# How to Create an Excel Gauge Chart (AKA Speedometer Charts)

You might think you need some fancy add-ins to create charts that look like a speedometer. In this tutorial, you’ll learn how to create this snazzy image from a pie chart and a doughnut chart.

## The Steps

1. Create the data for the speedometer.

If a circle is 360 degrees, then a half-circle is 180. The number and value of intervals depends upon how detailed you want to be. In the sample file, we’ve set up 6 intervals which add up to 180. We’ll need all 7 cells, including the total.

1. Create the data for the needle.

We’ll also need 3 cells that contain:

• Position of the needle, your actual data value
• Width of the needle, which is always 1
• A formula which subtracts the sum of these values from 360
1. Create the speedometer with a doughnut chart.

Next, we’ll create our first chart. Select the 7 cells for your Speedometer and insert a Doughnut Chart. You’ll find this in Excel 2010 on the drop down button named Other Charts. In later version, you’ll find it in the drop down button for Pie Charts.

Note: While you can use the F11 shortcut to create a chart. For this activity, it’s best to create the chart in the same worksheet as the data to make all the necessary modifications easier.

1. Modify the chart to look like the half-circle dial.

Right click the chart and choose Format Data Series. We’ll make two changes in the next dialog box. First, change the Angle for first slice by typing in the number 270 and pressing Enter. Next, change the doughnut Hole Size to 50%. Finally right click the wedge on the bottom and choose Format Data Series. Change the Fill to none.

1. Add needle data as a pie chart.

Right click the gauge chart you just created and choose Select Data. Click the Add button and Name the new series “Needle.” Navigate to the Series values field and select the Position, Needle and End data. Click OK out of this dialog box. The next steps vary depending upon whether you are using Excel 2010 or earlier and Excel 2013 or later.

Excel 2010 and Earlier:

• Right click the outer doughnut and choose Change Series Chart Type.
• Choose Pie.
• Right click the pie or, in the Layout tab in Excel 2010, in the first field in the ribbon, choose Series “Needle”, then Format Selection, below it.
• Change the Angle of the first slice to 270. Then, click the radio button for Secondary Axis.

Excel 2013 and Later

• Right click the pie chart and choose Change Series Chart Type.
• Choose Combo Chart.
• Change the Chart Type for the Needle series to Pie.
• Check the Secondary Axis check box.

Note: If right clicking proves tricky, click in the Chart Elements field on the Layout tab (2010) or Format tab in later versions. Then, use the Shift+F10 shortcut to show the “right click” menu.

1. Modify the pie to look like a needle.

Whether it’s obvious or not, there are 3 slices: two large ones and 1 tiny one that looks like a chart and choose Format Data Series to remove the Fill and Border. (Tip Shift F10, Right Click button). If you want to change the color of the needle, it might be best to zoom in to make sure you’re just selecting the 1 point wedge.
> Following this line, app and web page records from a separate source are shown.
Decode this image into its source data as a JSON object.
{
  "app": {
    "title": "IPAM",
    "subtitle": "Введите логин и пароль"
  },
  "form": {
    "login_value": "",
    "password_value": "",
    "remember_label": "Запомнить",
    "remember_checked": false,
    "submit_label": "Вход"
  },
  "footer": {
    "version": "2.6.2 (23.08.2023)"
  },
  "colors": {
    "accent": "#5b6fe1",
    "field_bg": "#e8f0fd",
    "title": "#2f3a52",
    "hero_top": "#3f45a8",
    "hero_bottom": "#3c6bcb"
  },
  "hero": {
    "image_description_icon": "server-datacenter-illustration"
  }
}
## Finishing Touches

As you change the value in Position, you’ll see the needle move. However, it would be helpful to see some numbers here to complete the picture. Next to the values we used for the doughnut chart, cumulative values have been entered from 0 through 180. We’ll use the non-zero values to add data labels which will be the meter positions against which we’ll view the needle. Using the Layout tab method, select Series1 (In 2013, choose the Format tab). Use the Shift+F10 shortcut or use the “right click key” on your keyboard. Choose Add Data Labels. Click the bottom (180) label and delete it. For each of the remaining labels, click the label. Then, in the Formula bar, type and “=” and the click on the appropriate meter label value. Drag them to the right places on the gauge.

The legend really doesn’t inform anything here. So, we can delete it. Let’s add or modify the Chart Title. The sample data already has chart titles. Select the words Chart Title and click into the Formula bar. Type an equal sign “=” and then click on the cell with the appropriate chart title.